▶ [WHAT YOU NEED TO DO]: The whole listing below should be duplicated exactly, with nothing left out.

▶ [RECORDS SUPPLIED]:
◇ ◇ ◇ ◇

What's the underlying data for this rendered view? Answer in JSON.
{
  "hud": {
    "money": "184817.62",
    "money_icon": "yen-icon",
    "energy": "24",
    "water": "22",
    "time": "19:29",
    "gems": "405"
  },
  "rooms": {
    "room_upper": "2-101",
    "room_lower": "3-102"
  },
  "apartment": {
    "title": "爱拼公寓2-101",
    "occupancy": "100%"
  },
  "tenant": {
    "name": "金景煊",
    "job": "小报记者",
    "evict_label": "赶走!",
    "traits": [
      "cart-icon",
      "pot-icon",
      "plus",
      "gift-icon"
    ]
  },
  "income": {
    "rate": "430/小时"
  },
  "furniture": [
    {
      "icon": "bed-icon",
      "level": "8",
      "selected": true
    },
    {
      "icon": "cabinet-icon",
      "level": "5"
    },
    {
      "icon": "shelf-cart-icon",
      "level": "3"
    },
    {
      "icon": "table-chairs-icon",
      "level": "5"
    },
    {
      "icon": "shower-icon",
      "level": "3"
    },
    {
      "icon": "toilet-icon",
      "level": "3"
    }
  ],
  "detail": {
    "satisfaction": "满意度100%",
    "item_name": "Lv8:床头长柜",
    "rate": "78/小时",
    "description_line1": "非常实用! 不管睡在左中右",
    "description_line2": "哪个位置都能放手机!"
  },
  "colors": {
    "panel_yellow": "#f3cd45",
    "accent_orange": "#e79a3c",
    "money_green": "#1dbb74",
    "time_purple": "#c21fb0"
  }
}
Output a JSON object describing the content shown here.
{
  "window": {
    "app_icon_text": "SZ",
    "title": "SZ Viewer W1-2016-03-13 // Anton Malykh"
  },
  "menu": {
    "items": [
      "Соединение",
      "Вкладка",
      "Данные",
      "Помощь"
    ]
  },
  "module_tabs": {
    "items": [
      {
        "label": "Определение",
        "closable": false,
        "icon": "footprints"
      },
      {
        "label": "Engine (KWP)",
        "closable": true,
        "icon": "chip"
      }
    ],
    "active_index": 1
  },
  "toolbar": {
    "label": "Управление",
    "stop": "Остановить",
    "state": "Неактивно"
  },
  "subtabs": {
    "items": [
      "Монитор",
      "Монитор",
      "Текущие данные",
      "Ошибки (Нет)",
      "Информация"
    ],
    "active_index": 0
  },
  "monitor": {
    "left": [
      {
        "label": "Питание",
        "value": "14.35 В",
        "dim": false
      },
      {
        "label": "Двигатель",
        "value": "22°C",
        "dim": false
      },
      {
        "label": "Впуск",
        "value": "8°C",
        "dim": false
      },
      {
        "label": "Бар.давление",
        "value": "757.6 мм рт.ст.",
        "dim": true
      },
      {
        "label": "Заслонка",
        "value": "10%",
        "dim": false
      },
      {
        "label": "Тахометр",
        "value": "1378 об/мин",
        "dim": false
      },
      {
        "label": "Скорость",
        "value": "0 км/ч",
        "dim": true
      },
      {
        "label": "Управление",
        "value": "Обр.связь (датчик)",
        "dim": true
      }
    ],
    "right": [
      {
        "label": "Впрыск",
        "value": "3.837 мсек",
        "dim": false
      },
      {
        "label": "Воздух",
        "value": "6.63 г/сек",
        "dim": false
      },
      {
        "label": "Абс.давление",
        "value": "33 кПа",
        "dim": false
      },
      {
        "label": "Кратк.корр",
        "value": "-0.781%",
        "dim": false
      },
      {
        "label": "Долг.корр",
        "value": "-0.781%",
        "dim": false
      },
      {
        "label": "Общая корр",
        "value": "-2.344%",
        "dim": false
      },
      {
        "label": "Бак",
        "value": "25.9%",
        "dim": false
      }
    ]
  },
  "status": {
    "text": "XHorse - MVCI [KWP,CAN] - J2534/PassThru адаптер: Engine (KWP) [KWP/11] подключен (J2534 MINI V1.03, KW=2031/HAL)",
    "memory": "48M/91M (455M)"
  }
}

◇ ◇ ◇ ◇

▶ [SOLUTION TO THIS TASK]:
What's the underlying data for this rendered view? Answer in JSON.
{
  "hud": {
    "money": "184817.62",
    "money_icon": "yen-icon",
    "energy": "24",
    "water": "22",
    "time": "19:29",
    "gems": "405"
  },
  "rooms": {
    "room_upper": "2-101",
    "room_lower": "3-102"
  },
  "apartment": {
    "title": "爱拼公寓2-101",
    "occupancy": "100%"
  },
  "tenant": {
    "name": "金景煊",
    "job": "小报记者",
    "evict_label": "赶走!",
    "traits": [
      "cart-icon",
      "pot-icon",
      "plus",
      "gift-icon"
    ]
  },
  "income": {
    "rate": "430/小时"
  },
  "furniture": [
    {
      "icon": "bed-icon",
      "level": "8",
      "selected": true
    },
    {
      "icon": "cabinet-icon",
      "level": "5"
    },
    {
      "icon": "shelf-cart-icon",
      "level": "3"
    },
    {
      "icon": "table-chairs-icon",
      "level": "5"
    },
    {
      "icon": "shower-icon",
      "level": "3"
    },
    {
      "icon": "toilet-icon",
      "level": "3"
    }
  ],
  "detail": {
    "satisfaction": "满意度100%",
    "item_name": "Lv8:床头长柜",
    "rate": "78/小时",
    "description_line1": "非常实用! 不管睡在左中右",
    "description_line2": "哪个位置都能放手机!"
  },
  "colors": {
    "panel_yellow": "#f3cd45",
    "accent_orange": "#e79a3c",
    "money_green": "#1dbb74",
    "time_purple": "#c21fb0"
  }
}
Output a JSON object describing the content shown here.
{
  "window": {
    "app_icon_text": "SZ",
    "title": "SZ Viewer W1-2016-03-13 // Anton Malykh"
  },
  "menu": {
    "items": [
      "Соединение",
      "Вкладка",
      "Данные",
      "Помощь"
    ]
  },
  "module_tabs": {
    "items": [
      {
        "label": "Определение",
        "closable": false,
        "icon": "footprints"
      },
      {
        "label": "Engine (KWP)",
        "closable": true,
        "icon": "chip"
      }
    ],
    "active_index": 1
  },
  "toolbar": {
    "label": "Управление",
    "stop": "Остановить",
    "state": "Неактивно"
  },
  "subtabs": {
    "items": [
      "Монитор",
      "Монитор",
      "Текущие данные",
      "Ошибки (Нет)",
      "Информация"
    ],
    "active_index": 0
  },
  "monitor": {
    "left": [
      {
        "label": "Питание",
        "value": "14.35 В",
        "dim": false
      },
      {
        "label": "Двигатель",
        "value": "22°C",
        "dim": false
      },
      {
        "label": "Впуск",
        "value": "8°C",
        "dim": false
      },
      {
        "label": "Бар.давление",
        "value": "757.6 мм рт.ст.",
        "dim": true
      },
      {
        "label": "Заслонка",
        "value": "10%",
        "dim": false
      },
      {
        "label": "Тахометр",
        "value": "1378 об/мин",
        "dim": false
      },
      {
        "label": "Скорость",
        "value": "0 км/ч",
        "dim": true
      },
      {
        "label": "Управление",
        "value": "Обр.связь (датчик)",
        "dim": true
      }
    ],
    "right": [
      {
        "label": "Впрыск",
        "value": "3.837 мсек",
        "dim": false
      },
      {
        "label": "Воздух",
        "value": "6.63 г/сек",
        "dim": false
      },
      {
        "label": "Абс.давление",
        "value": "33 кПа",
        "dim": false
      },
      {
        "label": "Кратк.корр",
        "value": "-0.781%",
        "dim": false
      },
      {
        "label": "Долг.корр",
        "value": "-0.781%",
        "dim": false
      },
      {
        "label": "Общая корр",
        "value": "-2.344%",
        "dim": false
      },
      {
        "label": "Бак",
        "value": "25.9%",
        "dim": false
      }
    ]
  },
  "status": {
    "text": "XHorse - MVCI [KWP,CAN] - J2534/PassThru адаптер: Engine (KWP) [KWP/11] подключен (J2534 MINI V1.03, KW=2031/HAL)",
    "memory": "48M/91M (455M)"
  }
}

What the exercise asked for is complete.